The concept of interoperability is the magnet that can bring all of these systems together, but interoperability is a broad term and means many different things given different contexts. The primary challenge with exchanging and utilizing information between clinical applications is coming up with the protocol to do so. Some applications expose API sets, others do not. Some support HL7 and CCOW, while others are pushing SMART on FHIR. Regardless of the protocol that is used, the EMR is typically the source of truth on the clinical desktop. As such, delivering an integrated workflow experience is largely tied to the EMR’s capability to exchange, or at an incremental level expose, the needed information.
Vendors who develop applications complementary to the EMR routinely site the capability to integrate with the clinician’s primary EMR as a critical factor for their success. Any application that adds a cognitive computing burden outside of the EMR will likely experience a dismal adoption rate among clinicians. EMRs have put a notable effort into evolving their APIs and application eco systems, and while I have witnessed success with vendors utilizing those APIs, clinicians are still dealing with a very disjointed workflow experience.
On the obstacles end, each time a clinician touches a computer there are multiple logins, long lists to search, and endless clicks; each add a toll to the mindless computing that must be endured. Multiply this by a handful of applications and dozens of encounters a day, and the net result of the security and information overload is usually frustration, followed by circumvention of the security controls that ends in abandonment. Filtering out the noise and delivering the right information, when and where clinicians need it, is one of the largest obstacles toward shifting the focus off the keyboard and back to the patient.

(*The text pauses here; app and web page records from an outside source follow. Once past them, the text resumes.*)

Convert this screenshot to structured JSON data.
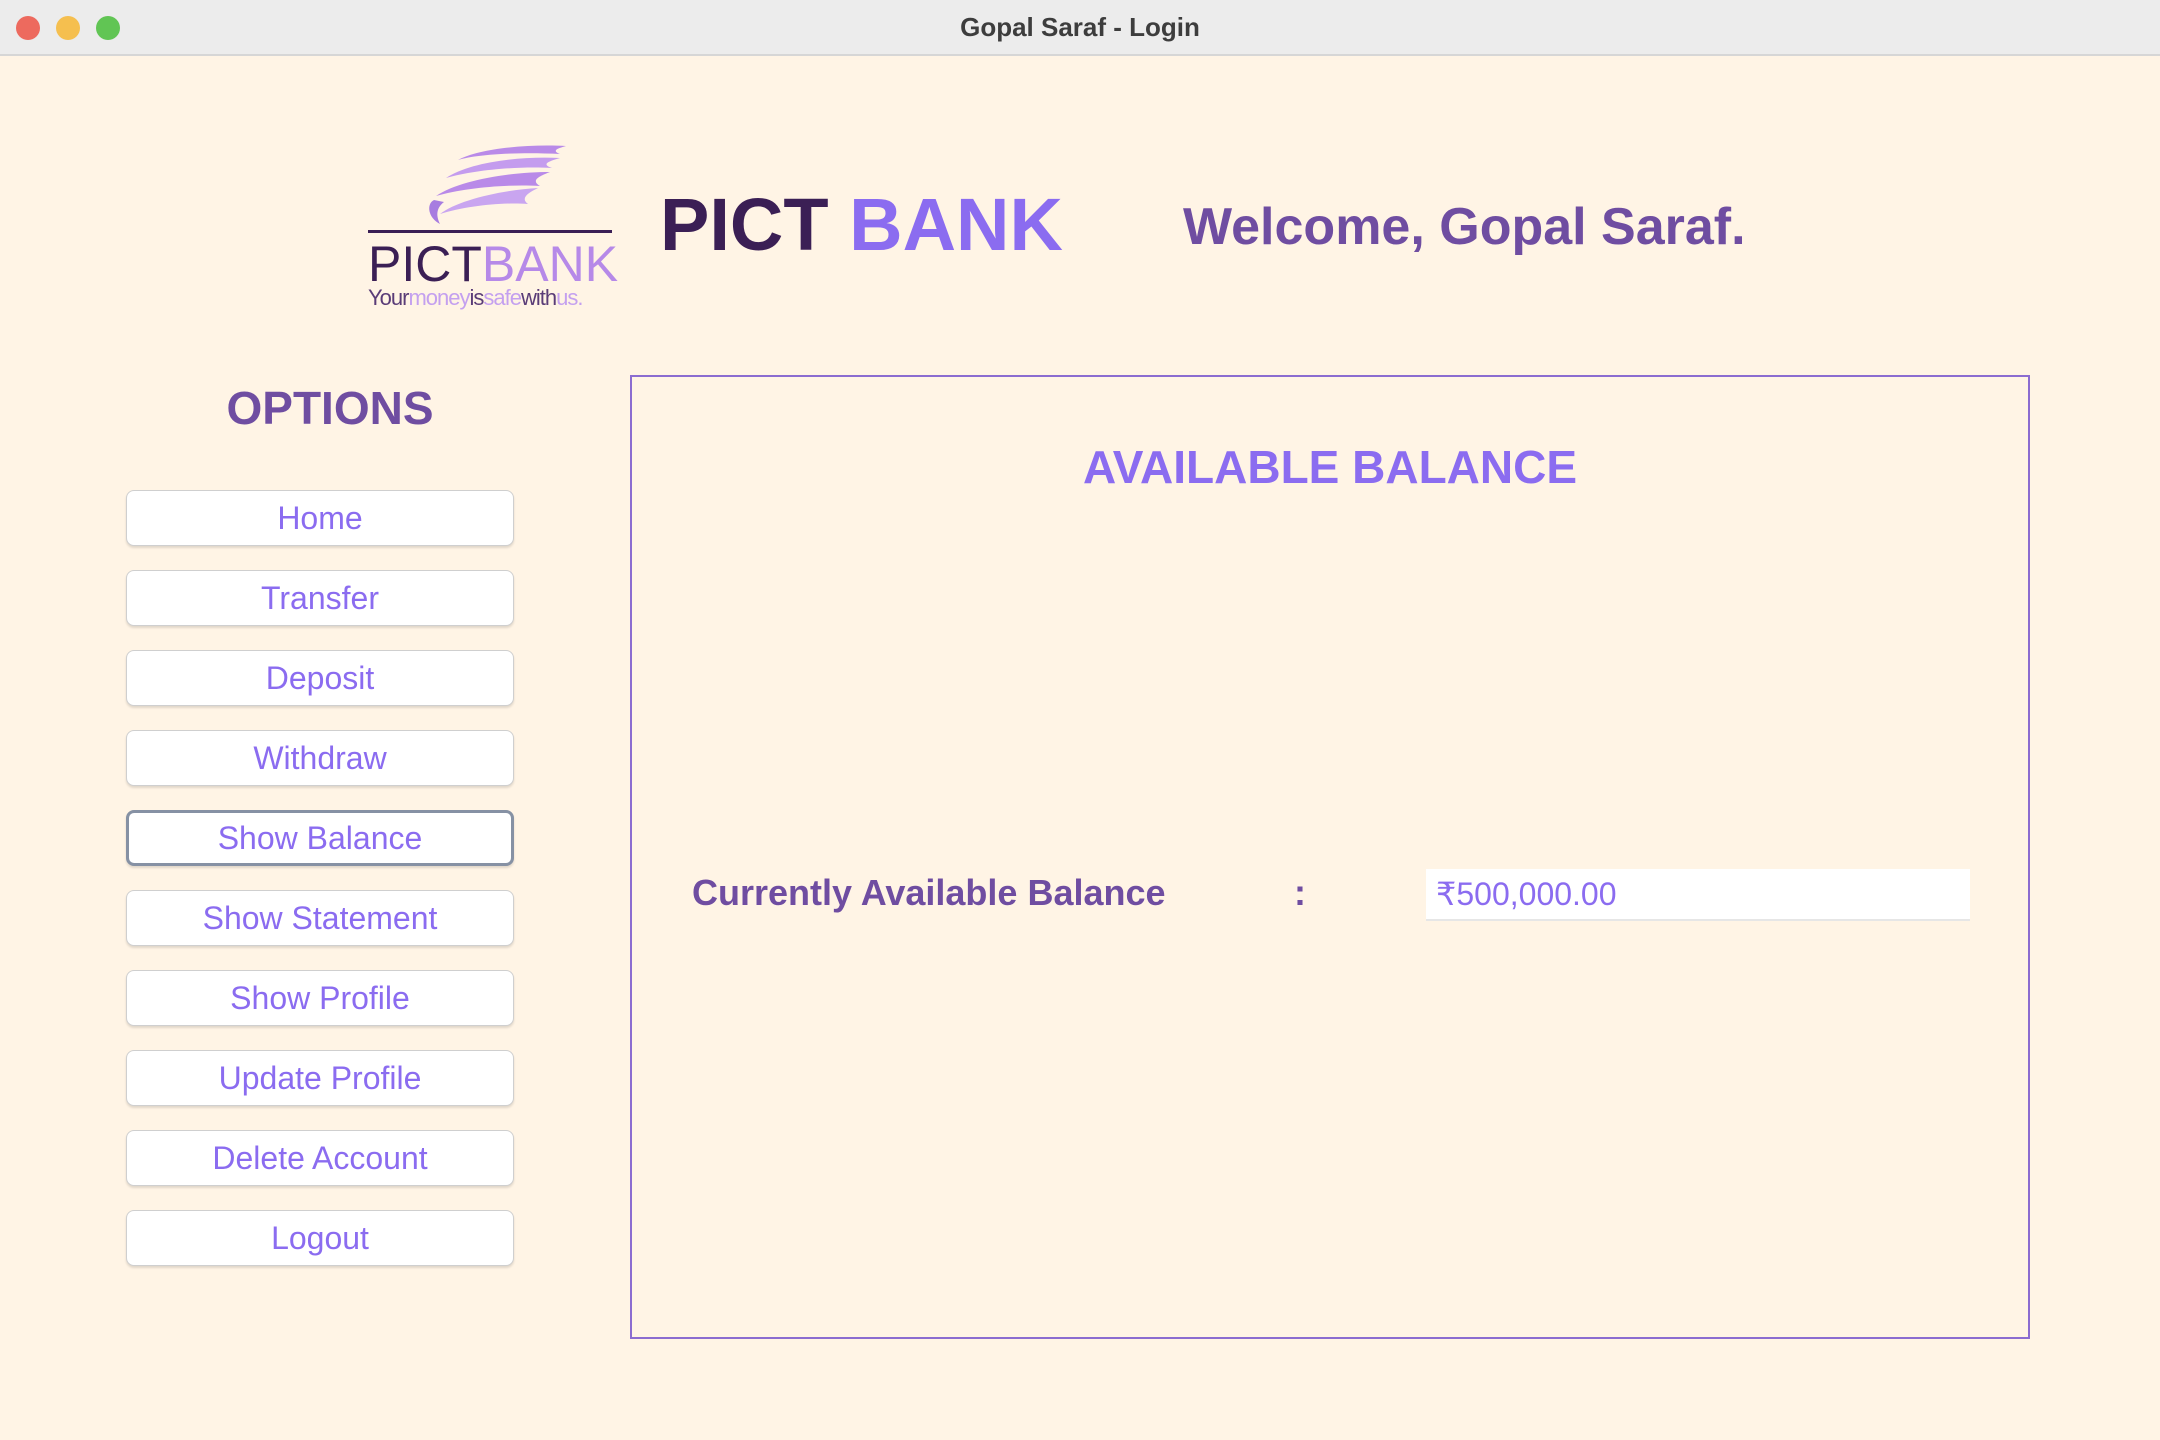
{
  "window": {
    "title": "Gopal Saraf - Login"
  },
  "logo": {
    "word_part1": "PICT",
    "word_part2": "BANK",
    "tagline": [
      {
        "text": "Your",
        "accent": false
      },
      {
        "text": "money",
        "accent": true
      },
      {
        "text": "is",
        "accent": false
      },
      {
        "text": "safe",
        "accent": true
      },
      {
        "text": "with",
        "accent": false
      },
      {
        "text": "us.",
        "accent": true
      }
    ]
  },
  "header": {
    "title_part1": "PICT",
    "title_part2": "BANK",
    "welcome": "Welcome, Gopal Saraf."
  },
  "sidebar": {
    "title": "OPTIONS",
    "items": [
      {
        "label": "Home",
        "active": false
      },
      {
        "label": "Transfer",
        "active": false
      },
      {
        "label": "Deposit",
        "active": false
      },
      {
        "label": "Withdraw",
        "active": false
      },
      {
        "label": "Show Balance",
        "active": true
      },
      {
        "label": "Show Statement",
        "active": false
      },
      {
        "label": "Show Profile",
        "active": false
      },
      {
        "label": "Update Profile",
        "active": false
      },
      {
        "label": "Delete Account",
        "active": false
      },
      {
        "label": "Logout",
        "active": false
      }
    ]
  },
  "main": {
    "title": "AVAILABLE BALANCE",
    "balance_label": "Currently Available Balance",
    "separator": ":",
    "balance_value": "₹500,000.00"
  },
  "colors": {
    "background": "#fff4e5",
    "dark_purple": "#3b1f55",
    "purple": "#6f4da1",
    "accent": "#8b6cf0",
    "logo_light": "#b689e8"
  }
}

Learn about Aventura’s latest middleware/interoperability product solution here
John Kelly, Principal Business Advisor, and Vik Sachdev, Vice President, Smart Trading and Community Product Lines, Edifecs
The biggest trend is a move from fee-for-service to VBC. VBC requires, not just administrative and finance data, but clinical data to be exchanged and made available at point of care. From an HIT standpoint, the challenge is dealing with clinical data—which has been in silos and not standardized—and not in a structured and in a machine-consumable format.

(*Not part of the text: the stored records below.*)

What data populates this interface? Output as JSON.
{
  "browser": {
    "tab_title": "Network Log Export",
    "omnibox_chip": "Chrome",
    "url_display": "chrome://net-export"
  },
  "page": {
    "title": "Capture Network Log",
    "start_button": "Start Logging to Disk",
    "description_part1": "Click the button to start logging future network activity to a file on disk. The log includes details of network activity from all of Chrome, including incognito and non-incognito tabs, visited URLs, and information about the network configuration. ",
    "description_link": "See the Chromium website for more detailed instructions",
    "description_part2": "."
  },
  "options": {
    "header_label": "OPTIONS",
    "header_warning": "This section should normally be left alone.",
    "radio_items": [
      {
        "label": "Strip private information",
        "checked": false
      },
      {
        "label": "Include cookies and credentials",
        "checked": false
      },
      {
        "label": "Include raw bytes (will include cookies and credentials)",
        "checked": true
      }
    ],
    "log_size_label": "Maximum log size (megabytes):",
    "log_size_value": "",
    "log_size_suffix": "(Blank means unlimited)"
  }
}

The biggest obstacle our customers face is connecting to provider’s EMR/EHR systems in a scalable manner. Payers and pay-viders need to establish clinically integrated networks which can scale and work with a multitude of EMR and EHR systems. They need to be able add new channels for new processes for consuming and providing applicable clinical data. They are also still figuring out how to deal with the variety of clinical data and how to normalize that data for use in VBC programs such as shared savings, narrow networks, and ACOs. Of great importance, is the fact that interoperability is not just about data movement, but the incorporation of that data directly into automated care delivery processes. That transformation in delivery hasn’t really taken place yet. The innovations currently being demonstrated are really just science projects, and the key hurdle facing us, as a true tsunami of data comes online in the next 12-24 months, is about stakeholders not possessing the infrastructure to scale in an industrial strength manner. Edifecs is working aggressively to bring the power of the scale we offer in the HIPAA and supply chain world to the task of supporting highly complex, digital information exchange relationships in a world that includes hundreds of millions of consumers and millions of care delivery sites and people.
Learn about Edifecs’ latest middleware/interoperability product solution here